The entries that follow must be written out exactly, without any of the pictures they contain.
──────── Extracted records
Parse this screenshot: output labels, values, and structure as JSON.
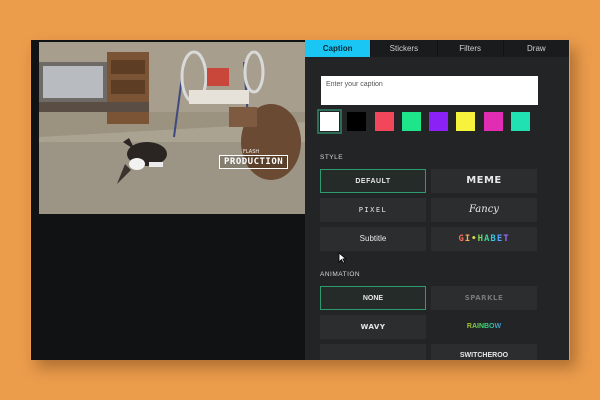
{
  "video": {
    "watermark_small": "FLASH",
    "watermark": "PRODUCTION"
  },
  "tabs": [
    {
      "label": "Caption",
      "active": true
    },
    {
      "label": "Stickers",
      "active": false
    },
    {
      "label": "Filters",
      "active": false
    },
    {
      "label": "Draw",
      "active": false
    }
  ],
  "caption": {
    "placeholder": "Enter your caption"
  },
  "colors": [
    {
      "name": "white",
      "hex": "#FFFFFF",
      "selected": true
    },
    {
      "name": "black",
      "hex": "#000000",
      "selected": false
    },
    {
      "name": "red",
      "hex": "#F2475A",
      "selected": false
    },
    {
      "name": "green",
      "hex": "#1FE58A",
      "selected": false
    },
    {
      "name": "purple",
      "hex": "#8B21F5",
      "selected": false
    },
    {
      "name": "yellow",
      "hex": "#F7F23B",
      "selected": false
    },
    {
      "name": "magenta",
      "hex": "#E02DB3",
      "selected": false
    },
    {
      "name": "teal",
      "hex": "#1FE1B2",
      "selected": false
    }
  ],
  "style": {
    "label": "STYLE",
    "options": [
      "DEFAULT",
      "MEME",
      "PIXEL",
      "Fancy",
      "Subtitle",
      "GI•HABET"
    ]
  },
  "animation": {
    "label": "ANIMATION",
    "options": [
      "NONE",
      "SPARKLE",
      "WAVY",
      "RAINBOW",
      "",
      "SWITCHEROO"
    ]
  }
}
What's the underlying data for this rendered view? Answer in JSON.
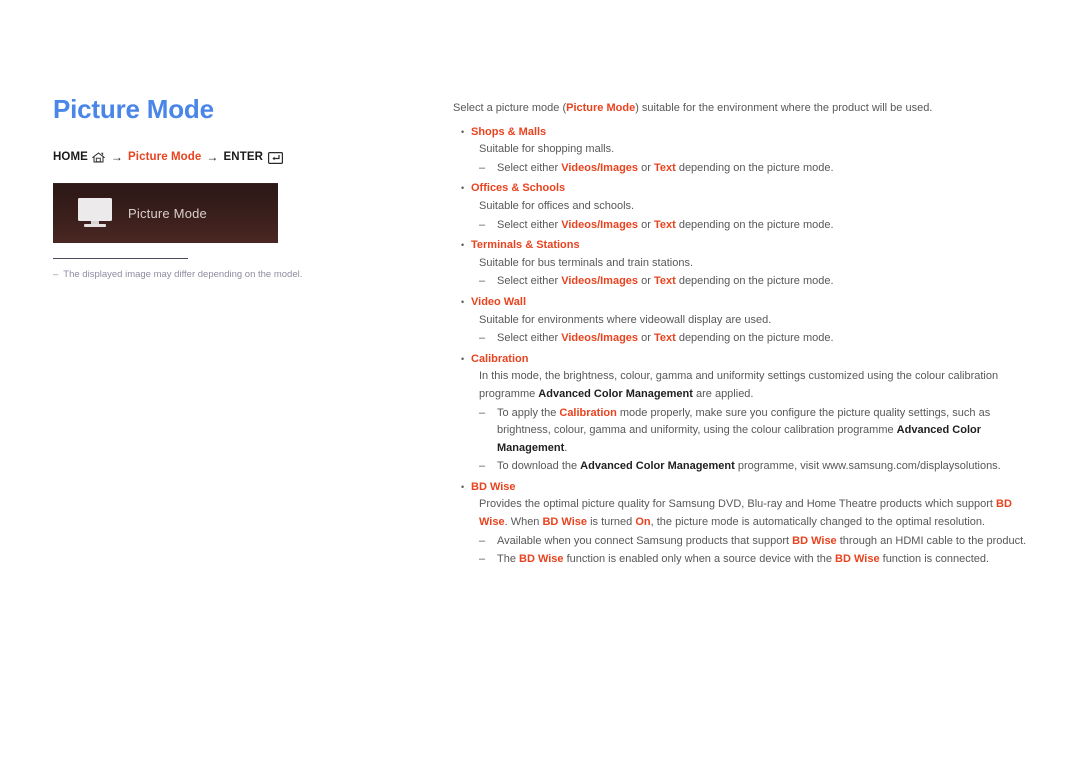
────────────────
Solution below ::
Parse this screenshot: output labels, values, and structure as JSON.
{
  "video": {
    "watermark_small": "FLASH",
    "watermark": "PRODUCTION"
  },
  "tabs": [
    {
      "label": "Caption",
      "active": true
    },
    {
      "label": "Stickers",
      "active": false
    },
    {
      "label": "Filters",
      "active": false
    },
    {
      "label": "Draw",
      "active": false
    }
  ],
  "caption": {
    "placeholder": "Enter your caption"
  },
  "colors": [
    {
      "name": "white",
      "hex": "#FFFFFF",
      "selected": true
    },
    {
      "name": "black",
      "hex": "#000000",
      "selected": false
    },
    {
      "name": "red",
      "hex": "#F2475A",
      "selected": false
    },
    {
      "name": "green",
      "hex": "#1FE58A",
      "selected": false
    },
    {
      "name": "purple",
      "hex": "#8B21F5",
      "selected": false
    },
    {
      "name": "yellow",
      "hex": "#F7F23B",
      "selected": false
    },
    {
      "name": "magenta",
      "hex": "#E02DB3",
      "selected": false
    },
    {
      "name": "teal",
      "hex": "#1FE1B2",
      "selected": false
    }
  ],
  "style": {
    "label": "STYLE",
    "options": [
      "DEFAULT",
      "MEME",
      "PIXEL",
      "Fancy",
      "Subtitle",
      "GI•HABET"
    ]
  },
  "animation": {
    "label": "ANIMATION",
    "options": [
      "NONE",
      "SPARKLE",
      "WAVY",
      "RAINBOW",
      "",
      "SWITCHEROO"
    ]
  }
}
What's the underlying data for this rendered view? Answer in JSON.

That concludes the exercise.